Identify each line in the records below that contains the word "Планы", and copy it.
= Beginning of Section =
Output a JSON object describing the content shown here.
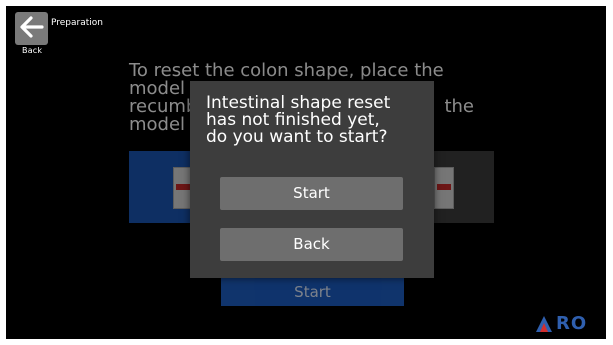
{
  "header": {
    "title": "Preparation",
    "back_caption": "Back"
  },
  "background": {
    "instruction_lines": [
      "To reset the colon shape, place the",
      "model",
      "recumb",
      "model"
    ],
    "instruction_tail_word": "the",
    "start_label": "Start"
  },
  "dialog": {
    "message": "Intestinal shape reset\nhas not finished yet,\ndo you want to start?",
    "start_label": "Start",
    "back_label": "Back"
  },
  "logo": {
    "text": "RO"
  },
  "colors": {
    "screen_bg": "#000000",
    "modal_bg": "#3d3d3d",
    "button_bg": "#6e6e6e",
    "accent_blue": "#1a56b4",
    "logo_red": "#d32f2f"
  },
  "icons": {
    "back": "arrow-left-icon"
  }
}
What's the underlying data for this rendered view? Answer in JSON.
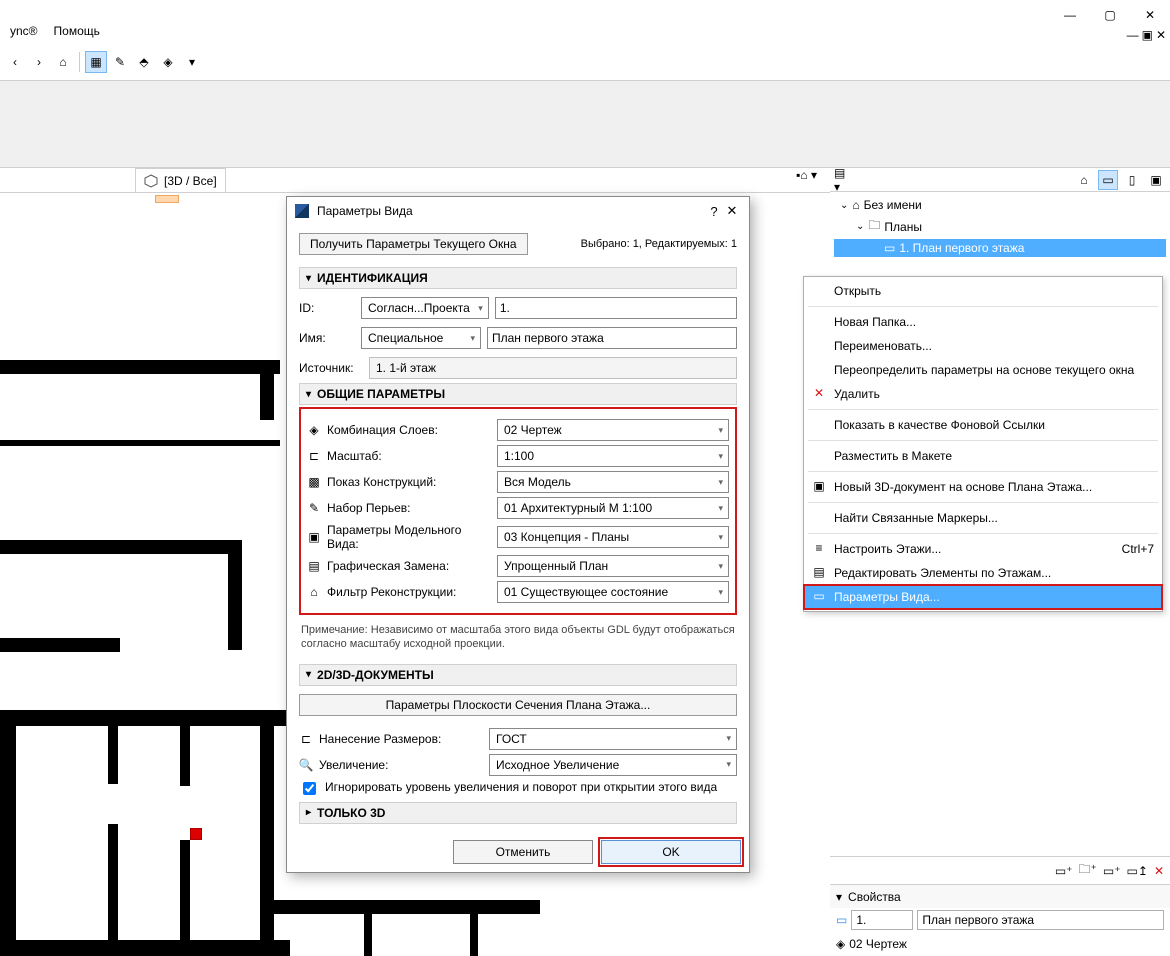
{
  "titlebar": {
    "min": "—",
    "max": "▢",
    "close": "✕",
    "rmin": "—",
    "rmax": "▣",
    "rclose": "✕"
  },
  "menu": {
    "sync": "ync®",
    "help": "Помощь"
  },
  "tab": {
    "label": "[3D / Все]"
  },
  "nav": {
    "root": "Без имени",
    "folder": "Планы",
    "view": "1. План первого этажа"
  },
  "ctx": {
    "open": "Открыть",
    "newfolder": "Новая Папка...",
    "rename": "Переименовать...",
    "override": "Переопределить параметры на основе текущего окна",
    "delete": "Удалить",
    "showbg": "Показать в качестве Фоновой Ссылки",
    "place": "Разместить в Макете",
    "new3d": "Новый 3D-документ на основе Плана Этажа...",
    "markers": "Найти Связанные Маркеры...",
    "stories": "Настроить Этажи...",
    "stories_kb": "Ctrl+7",
    "editbyfloor": "Редактировать Элементы по Этажам...",
    "viewsettings": "Параметры Вида..."
  },
  "dlg": {
    "title": "Параметры Вида",
    "help": "?",
    "close": "✕",
    "getbtn": "Получить Параметры Текущего Окна",
    "seltxt": "Выбрано: 1, Редактируемых: 1",
    "sec_ident": "ИДЕНТИФИКАЦИЯ",
    "idlbl": "ID:",
    "idsel": "Согласн...Проекта",
    "idval": "1.",
    "namelbl": "Имя:",
    "namesel": "Специальное",
    "nameval": "План первого этажа",
    "srclbl": "Источник:",
    "srcval": "1. 1-й этаж",
    "sec_general": "ОБЩИЕ ПАРАМЕТРЫ",
    "layers_lb": "Комбинация Слоев:",
    "layers": "02 Чертеж",
    "scale_lb": "Масштаб:",
    "scale": "1:100",
    "struct_lb": "Показ Конструкций:",
    "struct": "Вся Модель",
    "pens_lb": "Набор Перьев:",
    "pens": "01 Архитектурный М 1:100",
    "mview_lb": "Параметры Модельного Вида:",
    "mview": "03 Концепция - Планы",
    "gover_lb": "Графическая Замена:",
    "gover": "Упрощенный План",
    "reno_lb": "Фильтр Реконструкции:",
    "reno": "01 Существующее состояние",
    "note": "Примечание: Независимо от масштаба этого вида объекты GDL будут отображаться согласно масштабу исходной проекции.",
    "sec_2d3d": "2D/3D-ДОКУМЕНТЫ",
    "cutplane": "Параметры Плоскости Сечения Плана Этажа...",
    "dim_lb": "Нанесение Размеров:",
    "dim": "ГОСТ",
    "zoom_lb": "Увеличение:",
    "zoom": "Исходное Увеличение",
    "ignore": "Игнорировать уровень увеличения и поворот при открытии этого вида",
    "sec_3d": "ТОЛЬКО 3D",
    "cancel": "Отменить",
    "ok": "OK"
  },
  "props": {
    "header": "Свойства",
    "num": "1.",
    "name": "План первого этажа",
    "layers": "02 Чертеж"
  }
}
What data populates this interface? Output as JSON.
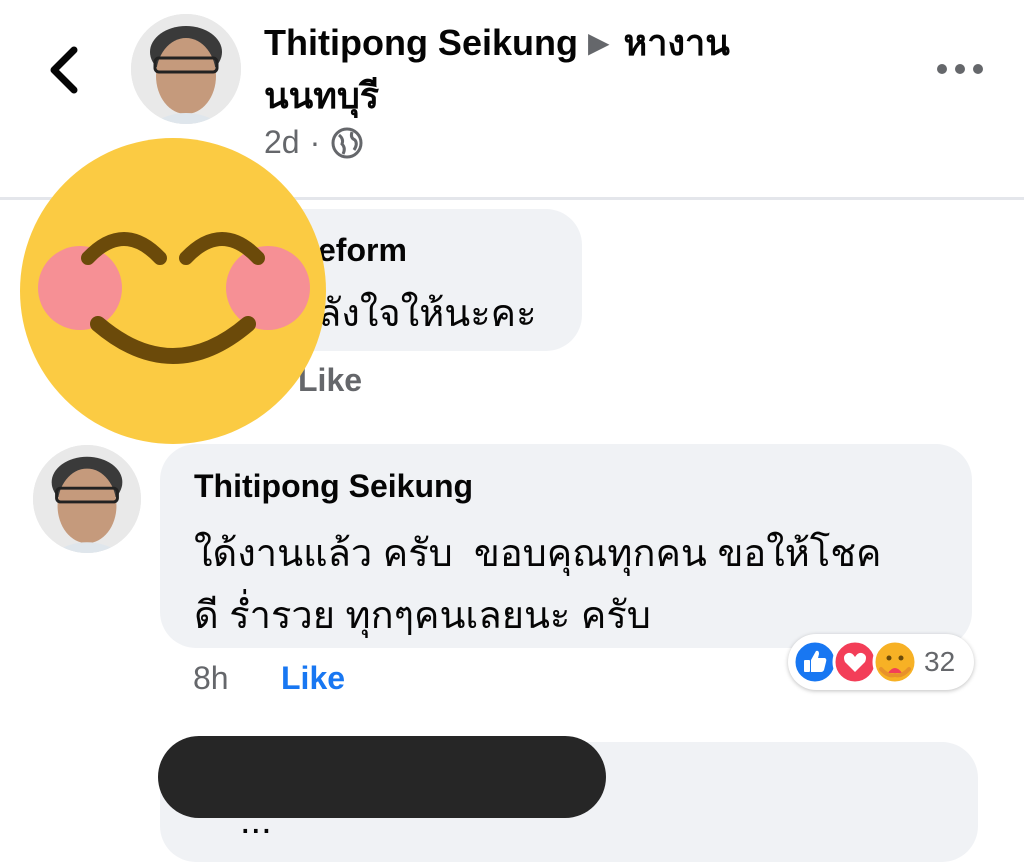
{
  "header": {
    "author": "Thitipong Seikung",
    "group": "หางาน",
    "group_line2": "นนทบุรี",
    "time": "2d",
    "separator": "·"
  },
  "comments": [
    {
      "name_partial": "eform",
      "text_partial": "ลังใจให้นะคะ",
      "like_label": "Like"
    },
    {
      "name": "Thitipong Seikung",
      "line1": "ใด้งานแล้ว ครับ  ขอบคุณทุกคน ขอให้โชค",
      "line2": "ดี ร่ำรวย ทุกๆคนเลยนะ ครับ",
      "time": "8h",
      "like_label": "Like",
      "reaction_count": "32",
      "reactions": [
        "like-icon",
        "love-icon",
        "care-icon"
      ]
    }
  ],
  "third_comment_partial": "...",
  "colors": {
    "accent": "#1877f2",
    "bubble": "#f0f2f5",
    "muted": "#65676b",
    "love": "#f33e58",
    "emoji_face": "#fbcb43"
  }
}
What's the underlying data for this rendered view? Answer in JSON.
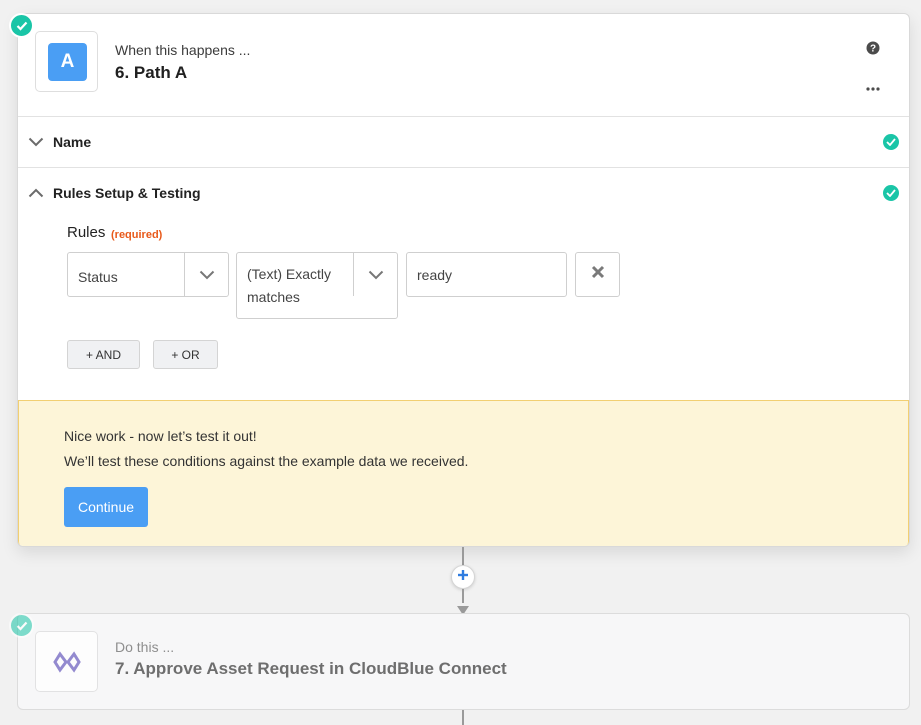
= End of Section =
* _RESULT FOR THIS EXERCISE_:
    "folder": "Планы",
    "mview": "03 Концепция - Планы",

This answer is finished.